--- Extracted records Enclosed Below ---

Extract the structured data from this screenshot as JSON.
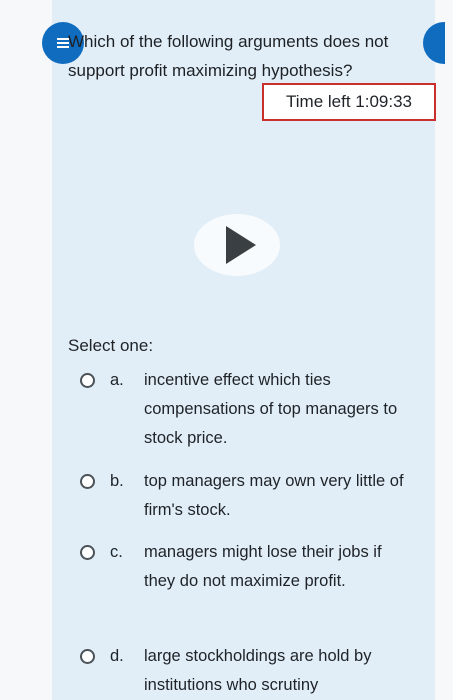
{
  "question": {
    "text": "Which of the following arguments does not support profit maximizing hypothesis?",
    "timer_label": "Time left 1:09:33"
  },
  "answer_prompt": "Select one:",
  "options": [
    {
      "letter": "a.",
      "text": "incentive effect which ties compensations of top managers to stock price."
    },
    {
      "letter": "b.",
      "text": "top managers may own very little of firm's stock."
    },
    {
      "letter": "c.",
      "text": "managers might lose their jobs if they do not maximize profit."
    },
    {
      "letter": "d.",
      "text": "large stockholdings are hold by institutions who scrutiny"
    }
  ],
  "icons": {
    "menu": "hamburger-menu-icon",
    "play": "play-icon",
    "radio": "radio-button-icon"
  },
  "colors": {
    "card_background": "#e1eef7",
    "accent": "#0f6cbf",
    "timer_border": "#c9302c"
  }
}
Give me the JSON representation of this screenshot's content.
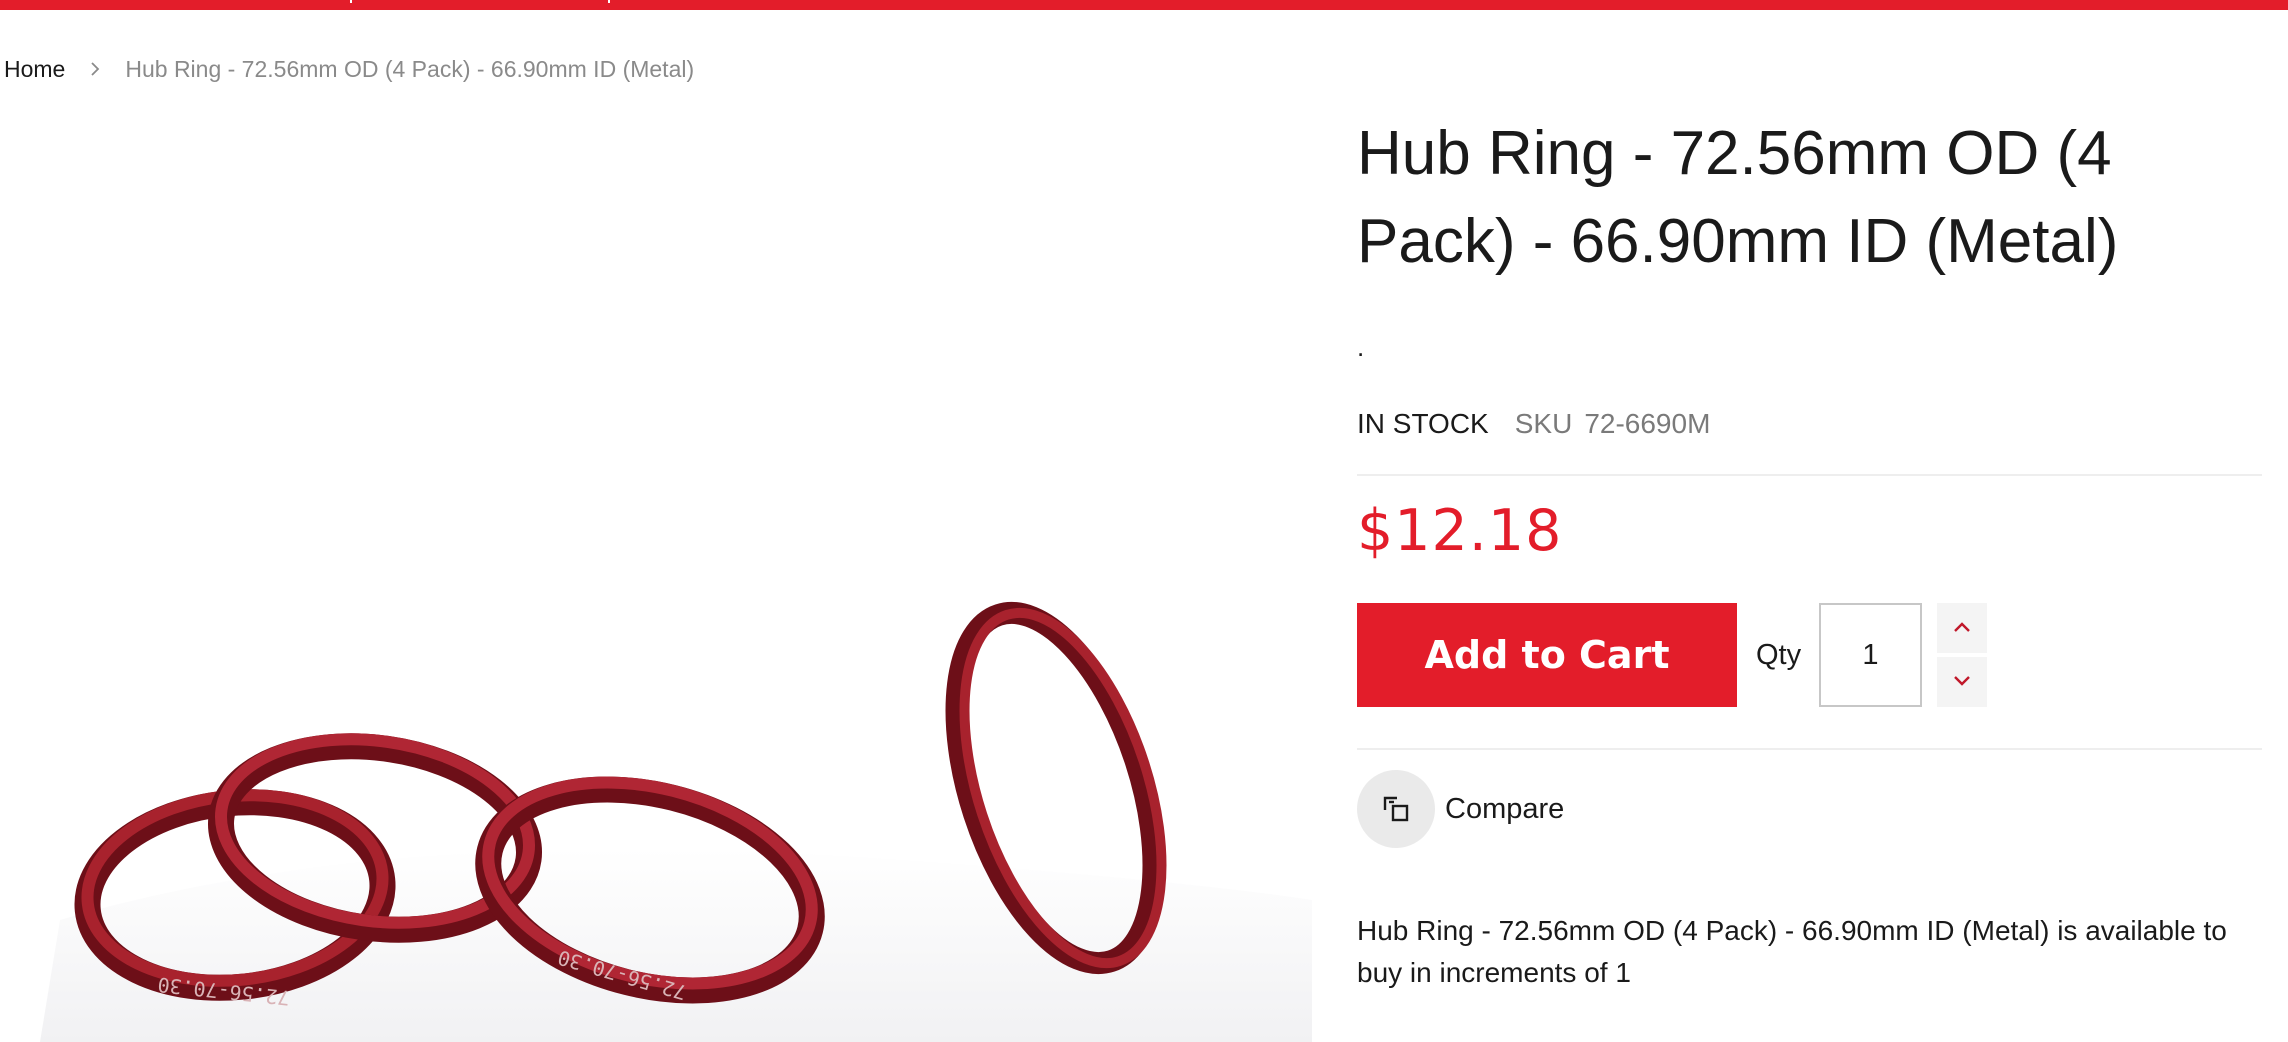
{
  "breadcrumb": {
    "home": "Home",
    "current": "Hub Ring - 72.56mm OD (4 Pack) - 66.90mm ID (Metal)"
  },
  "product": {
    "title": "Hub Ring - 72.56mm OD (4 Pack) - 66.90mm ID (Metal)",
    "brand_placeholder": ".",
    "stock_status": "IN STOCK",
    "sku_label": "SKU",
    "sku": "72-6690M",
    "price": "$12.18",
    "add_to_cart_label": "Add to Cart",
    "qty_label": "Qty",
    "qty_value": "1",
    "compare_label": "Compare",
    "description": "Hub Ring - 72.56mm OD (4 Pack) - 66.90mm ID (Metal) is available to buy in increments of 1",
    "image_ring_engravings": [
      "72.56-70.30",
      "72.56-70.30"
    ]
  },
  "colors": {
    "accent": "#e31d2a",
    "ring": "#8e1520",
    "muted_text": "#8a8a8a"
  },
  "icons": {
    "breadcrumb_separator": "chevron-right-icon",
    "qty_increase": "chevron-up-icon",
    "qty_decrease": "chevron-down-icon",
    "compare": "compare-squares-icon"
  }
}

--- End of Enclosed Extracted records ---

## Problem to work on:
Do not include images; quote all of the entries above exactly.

## Answer box:
Extract the structured data from this screenshot as JSON.
{
  "question": {
    "text": "Which of the following arguments does not support profit maximizing hypothesis?",
    "timer_label": "Time left 1:09:33"
  },
  "answer_prompt": "Select one:",
  "options": [
    {
      "letter": "a.",
      "text": "incentive effect which ties compensations of top managers to stock price."
    },
    {
      "letter": "b.",
      "text": "top managers may own very little of firm's stock."
    },
    {
      "letter": "c.",
      "text": "managers might lose their jobs if they do not maximize profit."
    },
    {
      "letter": "d.",
      "text": "large stockholdings are hold by institutions who scrutiny"
    }
  ],
  "icons": {
    "menu": "hamburger-menu-icon",
    "play": "play-icon",
    "radio": "radio-button-icon"
  },
  "colors": {
    "card_background": "#e1eef7",
    "accent": "#0f6cbf",
    "timer_border": "#c9302c"
  }
}
Give me the JSON representation of this screenshot's content.
{
  "breadcrumb": {
    "home": "Home",
    "current": "Hub Ring - 72.56mm OD (4 Pack) - 66.90mm ID (Metal)"
  },
  "product": {
    "title": "Hub Ring - 72.56mm OD (4 Pack) - 66.90mm ID (Metal)",
    "brand_placeholder": ".",
    "stock_status": "IN STOCK",
    "sku_label": "SKU",
    "sku": "72-6690M",
    "price": "$12.18",
    "add_to_cart_label": "Add to Cart",
    "qty_label": "Qty",
    "qty_value": "1",
    "compare_label": "Compare",
    "description": "Hub Ring - 72.56mm OD (4 Pack) - 66.90mm ID (Metal) is available to buy in increments of 1",
    "image_ring_engravings": [
      "72.56-70.30",
      "72.56-70.30"
    ]
  },
  "colors": {
    "accent": "#e31d2a",
    "ring": "#8e1520",
    "muted_text": "#8a8a8a"
  },
  "icons": {
    "breadcrumb_separator": "chevron-right-icon",
    "qty_increase": "chevron-up-icon",
    "qty_decrease": "chevron-down-icon",
    "compare": "compare-squares-icon"
  }
}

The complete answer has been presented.